Extracted records
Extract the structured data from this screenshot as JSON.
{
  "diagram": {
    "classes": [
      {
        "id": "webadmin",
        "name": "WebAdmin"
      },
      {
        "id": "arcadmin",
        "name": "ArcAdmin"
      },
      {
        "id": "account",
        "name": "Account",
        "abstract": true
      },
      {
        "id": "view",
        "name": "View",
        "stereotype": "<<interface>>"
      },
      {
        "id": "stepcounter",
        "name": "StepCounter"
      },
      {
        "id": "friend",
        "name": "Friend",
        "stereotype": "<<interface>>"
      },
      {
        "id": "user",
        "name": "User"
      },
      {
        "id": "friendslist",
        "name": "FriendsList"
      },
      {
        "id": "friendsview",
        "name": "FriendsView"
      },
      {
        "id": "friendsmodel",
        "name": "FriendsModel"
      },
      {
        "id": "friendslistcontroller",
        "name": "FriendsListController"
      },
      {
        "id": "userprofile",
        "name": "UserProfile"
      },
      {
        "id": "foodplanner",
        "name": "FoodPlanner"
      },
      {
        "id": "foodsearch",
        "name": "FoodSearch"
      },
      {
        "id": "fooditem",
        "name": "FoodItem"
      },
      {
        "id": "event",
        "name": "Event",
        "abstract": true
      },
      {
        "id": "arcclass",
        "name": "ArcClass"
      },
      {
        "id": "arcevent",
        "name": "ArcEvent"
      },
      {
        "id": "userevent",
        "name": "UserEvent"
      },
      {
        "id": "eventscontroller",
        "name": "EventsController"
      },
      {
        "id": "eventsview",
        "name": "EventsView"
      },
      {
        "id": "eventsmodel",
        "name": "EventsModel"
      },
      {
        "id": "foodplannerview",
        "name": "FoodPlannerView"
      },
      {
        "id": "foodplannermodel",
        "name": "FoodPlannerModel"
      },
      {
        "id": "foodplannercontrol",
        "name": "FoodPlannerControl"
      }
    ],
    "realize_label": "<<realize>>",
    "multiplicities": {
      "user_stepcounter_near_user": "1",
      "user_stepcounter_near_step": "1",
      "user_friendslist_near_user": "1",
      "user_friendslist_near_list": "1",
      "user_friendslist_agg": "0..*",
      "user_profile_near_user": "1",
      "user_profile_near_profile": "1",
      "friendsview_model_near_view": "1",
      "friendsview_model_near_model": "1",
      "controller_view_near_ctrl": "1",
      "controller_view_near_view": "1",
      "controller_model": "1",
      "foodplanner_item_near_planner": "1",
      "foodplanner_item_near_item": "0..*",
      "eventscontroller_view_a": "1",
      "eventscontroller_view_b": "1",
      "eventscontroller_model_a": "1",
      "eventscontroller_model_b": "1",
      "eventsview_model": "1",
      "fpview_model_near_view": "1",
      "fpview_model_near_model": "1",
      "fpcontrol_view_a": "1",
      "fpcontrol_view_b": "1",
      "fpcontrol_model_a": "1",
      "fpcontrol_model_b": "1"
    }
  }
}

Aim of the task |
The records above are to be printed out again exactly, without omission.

Problem solution |
Extract the structured data from this screenshot as JSON.
{
  "diagram": {
    "classes": [
      {
        "id": "webadmin",
        "name": "WebAdmin"
      },
      {
        "id": "arcadmin",
        "name": "ArcAdmin"
      },
      {
        "id": "account",
        "name": "Account",
        "abstract": true
      },
      {
        "id": "view",
        "name": "View",
        "stereotype": "<<interface>>"
      },
      {
        "id": "stepcounter",
        "name": "StepCounter"
      },
      {
        "id": "friend",
        "name": "Friend",
        "stereotype": "<<interface>>"
      },
      {
        "id": "user",
        "name": "User"
      },
      {
        "id": "friendslist",
        "name": "FriendsList"
      },
      {
        "id": "friendsview",
        "name": "FriendsView"
      },
      {
        "id": "friendsmodel",
        "name": "FriendsModel"
      },
      {
        "id": "friendslistcontroller",
        "name": "FriendsListController"
      },
      {
        "id": "userprofile",
        "name": "UserProfile"
      },
      {
        "id": "foodplanner",
        "name": "FoodPlanner"
      },
      {
        "id": "foodsearch",
        "name": "FoodSearch"
      },
      {
        "id": "fooditem",
        "name": "FoodItem"
      },
      {
        "id": "event",
        "name": "Event",
        "abstract": true
      },
      {
        "id": "arcclass",
        "name": "ArcClass"
      },
      {
        "id": "arcevent",
        "name": "ArcEvent"
      },
      {
        "id": "userevent",
        "name": "UserEvent"
      },
      {
        "id": "eventscontroller",
        "name": "EventsController"
      },
      {
        "id": "eventsview",
        "name": "EventsView"
      },
      {
        "id": "eventsmodel",
        "name": "EventsModel"
      },
      {
        "id": "foodplannerview",
        "name": "FoodPlannerView"
      },
      {
        "id": "foodplannermodel",
        "name": "FoodPlannerModel"
      },
      {
        "id": "foodplannercontrol",
        "name": "FoodPlannerControl"
      }
    ],
    "realize_label": "<<realize>>",
    "multiplicities": {
      "user_stepcounter_near_user": "1",
      "user_stepcounter_near_step": "1",
      "user_friendslist_near_user": "1",
      "user_friendslist_near_list": "1",
      "user_friendslist_agg": "0..*",
      "user_profile_near_user": "1",
      "user_profile_near_profile": "1",
      "friendsview_model_near_view": "1",
      "friendsview_model_near_model": "1",
      "controller_view_near_ctrl": "1",
      "controller_view_near_view": "1",
      "controller_model": "1",
      "foodplanner_item_near_planner": "1",
      "foodplanner_item_near_item": "0..*",
      "eventscontroller_view_a": "1",
      "eventscontroller_view_b": "1",
      "eventscontroller_model_a": "1",
      "eventscontroller_model_b": "1",
      "eventsview_model": "1",
      "fpview_model_near_view": "1",
      "fpview_model_near_model": "1",
      "fpcontrol_view_a": "1",
      "fpcontrol_view_b": "1",
      "fpcontrol_model_a": "1",
      "fpcontrol_model_b": "1"
    }
  }
}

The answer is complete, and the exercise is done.